Description of the test
The brain and spinal cord make up the central nervous system, which allows us to think, move, see, hear, touch, taste, and speak. Surrounding the brain and spinal cord is a fluid called cerebrospinal fluid (CSF) that cushions and nourishes these areas. The spinal tap test provides information about this fluid and the areas it surrounds.
The test also measures the pressure of this fluid. Changes in the contents or pressure of this fluid may indicate a health problem in the brain or spinal cord.
Testing of CSF takes place in a hospital or at your doctor's office. Your doctor or another health care professional will remove the fluid with a needle.
How often should the test be performed?
Your doctor will decide when and how frequently this test is required to provide medical information.
Why is this test performed?
A spinal tap is used when doctors need information to determine if someone has a serious infection, such as meningitis, a central nervous system disorder (e.g., multiple sclerosis, Guillain-Barre syndrome, bleeding) or cancer.
Are there any risks and precautions?
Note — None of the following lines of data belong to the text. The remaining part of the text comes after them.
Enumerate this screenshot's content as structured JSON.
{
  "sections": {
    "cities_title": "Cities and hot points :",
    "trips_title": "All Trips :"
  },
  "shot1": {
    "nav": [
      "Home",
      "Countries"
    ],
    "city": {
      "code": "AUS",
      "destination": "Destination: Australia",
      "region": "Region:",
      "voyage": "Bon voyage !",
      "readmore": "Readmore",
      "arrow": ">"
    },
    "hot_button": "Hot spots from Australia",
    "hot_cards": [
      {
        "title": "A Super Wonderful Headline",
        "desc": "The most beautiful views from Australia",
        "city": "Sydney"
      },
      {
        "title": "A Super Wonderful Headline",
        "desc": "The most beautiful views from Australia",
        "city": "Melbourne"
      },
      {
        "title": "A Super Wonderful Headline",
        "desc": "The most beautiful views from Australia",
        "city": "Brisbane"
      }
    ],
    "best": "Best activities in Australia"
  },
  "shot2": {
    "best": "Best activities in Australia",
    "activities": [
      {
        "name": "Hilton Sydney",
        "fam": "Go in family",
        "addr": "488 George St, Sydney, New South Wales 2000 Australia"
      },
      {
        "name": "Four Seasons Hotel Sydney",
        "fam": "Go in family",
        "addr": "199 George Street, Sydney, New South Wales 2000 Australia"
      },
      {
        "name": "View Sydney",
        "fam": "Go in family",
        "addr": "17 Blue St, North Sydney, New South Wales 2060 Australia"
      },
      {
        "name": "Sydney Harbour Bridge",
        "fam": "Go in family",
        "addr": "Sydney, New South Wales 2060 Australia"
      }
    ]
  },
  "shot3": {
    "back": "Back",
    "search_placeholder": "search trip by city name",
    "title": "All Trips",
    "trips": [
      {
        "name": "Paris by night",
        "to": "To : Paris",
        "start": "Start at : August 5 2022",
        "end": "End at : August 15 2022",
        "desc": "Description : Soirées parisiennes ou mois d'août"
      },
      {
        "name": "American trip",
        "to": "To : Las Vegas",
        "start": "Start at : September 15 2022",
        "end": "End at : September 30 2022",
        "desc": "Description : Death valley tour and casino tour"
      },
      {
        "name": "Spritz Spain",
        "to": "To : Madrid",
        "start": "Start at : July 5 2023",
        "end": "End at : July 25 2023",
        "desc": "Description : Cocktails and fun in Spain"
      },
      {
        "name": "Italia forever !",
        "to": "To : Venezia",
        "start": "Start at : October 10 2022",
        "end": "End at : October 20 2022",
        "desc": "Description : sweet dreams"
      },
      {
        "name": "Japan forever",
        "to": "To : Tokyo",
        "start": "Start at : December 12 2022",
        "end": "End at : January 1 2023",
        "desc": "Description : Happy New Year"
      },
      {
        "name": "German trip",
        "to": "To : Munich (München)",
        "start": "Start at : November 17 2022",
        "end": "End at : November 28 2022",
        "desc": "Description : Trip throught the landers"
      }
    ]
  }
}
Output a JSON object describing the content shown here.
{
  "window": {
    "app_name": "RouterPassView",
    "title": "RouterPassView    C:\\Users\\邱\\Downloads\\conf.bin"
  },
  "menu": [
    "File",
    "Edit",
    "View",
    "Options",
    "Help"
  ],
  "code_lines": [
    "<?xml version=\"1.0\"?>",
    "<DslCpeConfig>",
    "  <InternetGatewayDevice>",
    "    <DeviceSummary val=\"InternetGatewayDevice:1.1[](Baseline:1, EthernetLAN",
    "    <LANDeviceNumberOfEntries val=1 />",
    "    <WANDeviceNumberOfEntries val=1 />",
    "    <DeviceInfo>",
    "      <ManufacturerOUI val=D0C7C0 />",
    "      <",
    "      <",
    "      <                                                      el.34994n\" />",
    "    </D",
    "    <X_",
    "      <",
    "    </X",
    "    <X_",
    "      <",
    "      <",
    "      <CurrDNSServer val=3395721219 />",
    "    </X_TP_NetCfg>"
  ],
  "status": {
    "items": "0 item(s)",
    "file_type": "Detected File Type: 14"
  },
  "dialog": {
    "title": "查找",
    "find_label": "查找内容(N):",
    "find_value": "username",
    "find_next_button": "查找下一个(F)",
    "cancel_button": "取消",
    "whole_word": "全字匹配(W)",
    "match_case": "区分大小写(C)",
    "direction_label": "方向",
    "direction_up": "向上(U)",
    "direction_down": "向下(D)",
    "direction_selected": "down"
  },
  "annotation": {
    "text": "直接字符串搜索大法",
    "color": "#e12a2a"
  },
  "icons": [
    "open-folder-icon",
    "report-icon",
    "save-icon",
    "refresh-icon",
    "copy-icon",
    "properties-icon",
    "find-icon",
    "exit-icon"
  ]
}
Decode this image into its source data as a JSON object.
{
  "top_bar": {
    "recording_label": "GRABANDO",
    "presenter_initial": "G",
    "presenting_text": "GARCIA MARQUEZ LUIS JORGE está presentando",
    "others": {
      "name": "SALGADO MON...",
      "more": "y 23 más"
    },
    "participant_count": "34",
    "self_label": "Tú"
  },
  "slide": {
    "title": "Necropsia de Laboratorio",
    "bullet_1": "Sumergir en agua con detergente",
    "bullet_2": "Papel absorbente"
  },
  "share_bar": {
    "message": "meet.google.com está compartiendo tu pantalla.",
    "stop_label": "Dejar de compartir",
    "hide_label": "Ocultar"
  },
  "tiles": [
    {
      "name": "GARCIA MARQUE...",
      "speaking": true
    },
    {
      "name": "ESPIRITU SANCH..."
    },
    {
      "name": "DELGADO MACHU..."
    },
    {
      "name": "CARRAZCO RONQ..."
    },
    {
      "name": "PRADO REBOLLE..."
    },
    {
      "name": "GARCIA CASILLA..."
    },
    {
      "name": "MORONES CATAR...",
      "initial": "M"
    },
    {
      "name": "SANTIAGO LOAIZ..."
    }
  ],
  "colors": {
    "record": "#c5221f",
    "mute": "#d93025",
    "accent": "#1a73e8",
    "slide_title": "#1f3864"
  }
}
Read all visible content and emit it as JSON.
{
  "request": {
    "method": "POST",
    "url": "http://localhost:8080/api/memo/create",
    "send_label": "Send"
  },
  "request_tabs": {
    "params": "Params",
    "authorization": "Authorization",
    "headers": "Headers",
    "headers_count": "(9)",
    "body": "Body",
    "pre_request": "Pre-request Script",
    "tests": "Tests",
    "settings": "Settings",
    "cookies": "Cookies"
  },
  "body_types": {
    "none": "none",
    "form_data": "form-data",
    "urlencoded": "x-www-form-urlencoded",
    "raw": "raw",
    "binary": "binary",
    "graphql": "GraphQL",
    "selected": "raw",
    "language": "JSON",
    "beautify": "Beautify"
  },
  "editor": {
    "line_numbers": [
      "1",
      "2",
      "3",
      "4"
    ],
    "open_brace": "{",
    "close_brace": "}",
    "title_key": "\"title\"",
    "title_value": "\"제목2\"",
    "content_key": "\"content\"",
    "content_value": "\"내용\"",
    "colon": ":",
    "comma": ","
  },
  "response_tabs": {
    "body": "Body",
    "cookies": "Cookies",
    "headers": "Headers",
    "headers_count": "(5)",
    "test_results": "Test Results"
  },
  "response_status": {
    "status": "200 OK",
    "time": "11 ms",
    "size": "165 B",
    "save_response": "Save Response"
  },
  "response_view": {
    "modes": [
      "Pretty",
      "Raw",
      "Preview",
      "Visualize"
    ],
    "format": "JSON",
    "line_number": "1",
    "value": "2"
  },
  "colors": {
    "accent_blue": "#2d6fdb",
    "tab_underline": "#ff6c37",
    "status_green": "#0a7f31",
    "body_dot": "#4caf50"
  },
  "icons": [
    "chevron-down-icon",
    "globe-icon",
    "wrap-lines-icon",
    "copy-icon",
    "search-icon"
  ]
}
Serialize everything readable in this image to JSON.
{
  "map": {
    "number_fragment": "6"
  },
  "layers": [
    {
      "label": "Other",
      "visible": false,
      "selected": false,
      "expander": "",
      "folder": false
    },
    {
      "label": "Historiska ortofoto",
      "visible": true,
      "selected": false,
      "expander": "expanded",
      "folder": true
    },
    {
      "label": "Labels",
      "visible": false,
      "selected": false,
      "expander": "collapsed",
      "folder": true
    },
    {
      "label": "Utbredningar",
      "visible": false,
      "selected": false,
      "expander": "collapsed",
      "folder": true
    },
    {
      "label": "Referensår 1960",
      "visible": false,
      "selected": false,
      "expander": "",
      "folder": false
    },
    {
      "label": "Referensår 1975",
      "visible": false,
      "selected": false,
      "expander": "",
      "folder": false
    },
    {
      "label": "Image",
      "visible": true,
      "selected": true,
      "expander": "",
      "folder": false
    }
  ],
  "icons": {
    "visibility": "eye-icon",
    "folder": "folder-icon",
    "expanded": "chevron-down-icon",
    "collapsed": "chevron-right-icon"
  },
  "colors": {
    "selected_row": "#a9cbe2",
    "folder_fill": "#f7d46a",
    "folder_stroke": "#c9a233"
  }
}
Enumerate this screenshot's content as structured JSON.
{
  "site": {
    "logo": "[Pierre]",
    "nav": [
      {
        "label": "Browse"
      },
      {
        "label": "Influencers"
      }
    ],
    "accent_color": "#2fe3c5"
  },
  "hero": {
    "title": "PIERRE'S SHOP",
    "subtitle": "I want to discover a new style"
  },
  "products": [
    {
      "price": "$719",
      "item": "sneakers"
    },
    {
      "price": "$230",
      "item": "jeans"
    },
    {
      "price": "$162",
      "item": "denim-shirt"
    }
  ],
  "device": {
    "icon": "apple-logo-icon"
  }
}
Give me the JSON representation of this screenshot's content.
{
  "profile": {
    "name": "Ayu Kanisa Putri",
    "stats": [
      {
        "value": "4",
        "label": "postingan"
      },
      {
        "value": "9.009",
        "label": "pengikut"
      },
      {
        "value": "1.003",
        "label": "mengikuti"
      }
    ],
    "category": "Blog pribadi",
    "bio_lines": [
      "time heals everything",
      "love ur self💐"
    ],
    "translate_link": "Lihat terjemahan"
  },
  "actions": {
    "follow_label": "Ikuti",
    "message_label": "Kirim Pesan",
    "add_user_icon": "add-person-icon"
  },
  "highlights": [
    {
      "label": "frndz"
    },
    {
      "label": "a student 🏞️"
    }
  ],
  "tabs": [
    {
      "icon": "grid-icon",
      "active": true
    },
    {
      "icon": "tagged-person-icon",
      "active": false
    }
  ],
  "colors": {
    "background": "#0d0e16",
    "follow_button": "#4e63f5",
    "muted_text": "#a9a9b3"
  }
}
Although a spinal tap is generally considered safe, it does have some risk of side effects or complications. These include:
- nerve or brain damage (uncommon)
- bleeding in the spinal column
- damage to the spinal column
- allergic reactions to the anesthesia (the medication used to numb the area where the needle is inserted)
- lower back pain
Up to 40% of people will develop a headache after the test. Headache tends to resolve on its own without any treatment.
However, a headache lasting more than 1 or 2 days after the test may be a sign that CSF is leaking out of your spinal canal. See your doctor immediately if this happens. This type of leak may close on its own with rest, or with an injection of your own blood that will seal the leaking area.
Other problems related to changes in pressure inside the spinal canal and brain may occur.
If you are concerned about any symptoms following this test, speak to your doctor. Take the time to be sure you understand all the risks of complications and side effects as well as any precautions you or your doctor can take to avoid them. Be sure your doctor understands all your concerns.
What happens during the test?
Before the test starts, you may be asked to empty your bladder. Then you will be asked to undress either partially or fully and put on a hospital gown. You will lie down (on your side) on an examination table or hospital bed and draw your knees up to your chest. Your doctor may ask you to take another position; however, this is the most common position for the test.
The doctor looks at your spinal column, then marks where a needle will be inserted into your spine. Cleaning the area with an antiseptic solution prepares the area and reduces the number of bacteria that may cause infection.
A local anesthetic is used to freeze the area before another needle is inserted for the test. The doctor inserts the needle where CSF is likely accessible. If the doctor is successful, CSF will leak out into the needle. If no CSF comes out, the doctor must reposition the needle. You may feel stinging or discomfort during this process. It is important to stay completely still while the needle is being inserted.
Your doctor may take pressure readings, one when the spinal canal is first punctured, and another before the needle is removed. The readings are called the opening and closing pressures, respectively.
The test takes approximately 30 to 45 minutes.
How should I prepare for this test?
Before having this test, discuss the advantages, disadvantages, long-term risks, and consequences associated with the test with your doctor. Be sure you fully understand what will happen and are comfortable with your doctor's answers to your questions.
Tell your doctor or prescriber about all prescription, over-the-counter (non-prescription), and herbal medications you are taking. Also tell them about any medication allergies and medical conditions that you may have. Tell your doctor before the test if you are allergic to anesthetic or if you are or may be pregnant.
Some medications and medical conditions may affect the test. Blood disorders or medications that decrease the ability of the blood to clot (e.g., blood thinners) may increase the chances of bleeding. Your doctor may order some blood tests to see if you have any bleeding disorders. Your doctor may also want you to have a computed tomography (CT) scan before having a lumbar puncture to make sure there is no swelling around or in your brain.
Ask your doctor or pharmacist whether you need to stop taking any of your medications before the procedure.
If you are planning to return home on the day of the test (i.e., if you have not been admitted to the hospital), you should arrange for someone to drive you home.
What can I expect after the test?
After testing, you will probably be asked to lie in bed for several hours. To replace any fluid removed, you may need to drink extra liquids. Follow your doctor's instructions closely after the test to reduce any risk of complications.
You can usually return to your normal activities 24 hours after the test is completed, but check with your doctor for instructions.
You may also notice fatigue, a mild backache, or difficulty sleeping for a day or two after the test.
A neurologist usually interprets the test results. Some test results are ready immediately after the test. Others take a few days or several weeks to return from laboratory analysis.
The laboratory looks at various characteristics of the CSF. Your doctor considers the color, pressure, protein levels, glucose levels, cell counts (e.g., red and white blood cell counts), and other results from the test to help with your diagnosis.
Generally, problems with pressure of the CSF indicate swelling, infection (e.g., meningitis), or bleeding in the brain. High protein levels may be caused by a variety of factors, including blood in the CSF, a tumour, an infection, inflammation due to multiple sclerosis, or nerve damage (e.g., Guillain-Barré Syndrome).
Glucose levels are also measured. High glucose levels are associated with diabetes, while low glucose levels are often caused by bacterial infections. High white blood cells usually mean there is an infection.
The results will help your doctor decide on a diagnosis, treatment options, and whether other tests may be needed.